In addition, grass-fed butter contains other vitamins and minerals that play a vital role in brain development and maintenance. If you're looking to be a little adventurous, you can also try ghee, the clarified butter used in traditional Indian recipes. It has a higher smoke point than butter and a lovely nutty flavor that brings that little something extra to fish or veggie dishes.

Coconut Oil

This oil is also free of undesired trans fats and is a great option for your favorite stir-fries. While its status as a superfood remains controversial, coconut oil has been shown to have some anti-inflammatory properties and is comprised of medium-chain triglycerides (MCTs). These fats are being researched to help with brain energy consumption in Alzheimer's disease and are used by people eating keto to help them stay in ketosis.

From the book Eat To Beat Depression and Anxiety by Drew Ramsey. Copyright © 2021 by Drew Ramsey. Published by Harper Wave, an imprint of HarperCollins Publishers. Reprinted by permission. 
Drew Ramsey, M.D. author page.
Drew Ramsey, M.D.
Nutritional Psychiatrist

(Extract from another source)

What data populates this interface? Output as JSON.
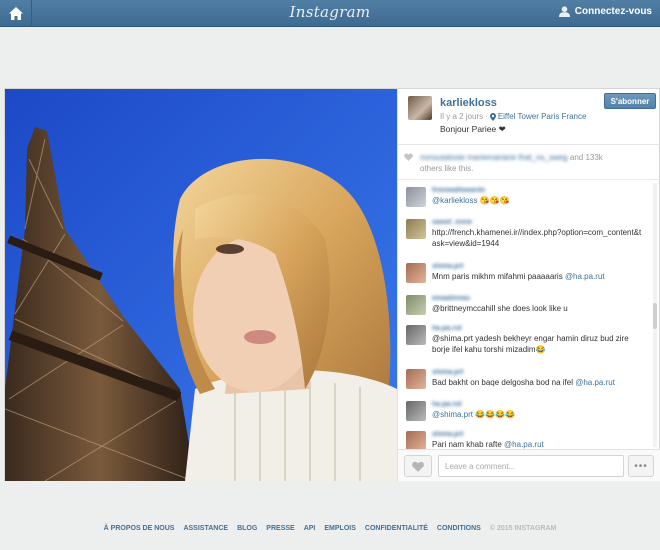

Drew Ramsey, M.D. is a psychiatrist, author, and mental health advocate. His work focuses on Nutritional Psychiatry, Male Mental Health and optimizing mental fitness. He founded and leads the Brain Food Clinic, which offers consultation and integrative treatment regarding depression, anxiety and emotional wellness concerns. He is an assistant clinical professor of psychiatry at Columbia University College of Physicians and Surgeons and in active clinical practice based in New York City and Jackson, Wyoming.

His work has been featured by The New York Times, The Wall Street Journal, Lancet Psychiatry, The Today Show, BBC, and NPR and he has given three TEDx talks. He is the co-author of the Antidepressant Food Scale and his e-courses on Nutritional Psychiatry education for the public and clinicians. His award winning booksEat to Beat Depression and Anxiety (Harperwave 2021), Eat Complete, 50 Shades of Kale, and The Happiness Diet explore the connections between mental health and nutrition. He is on the Advisory Board at Men’s Health and on the Editorial Board at Medscape Psychiatry.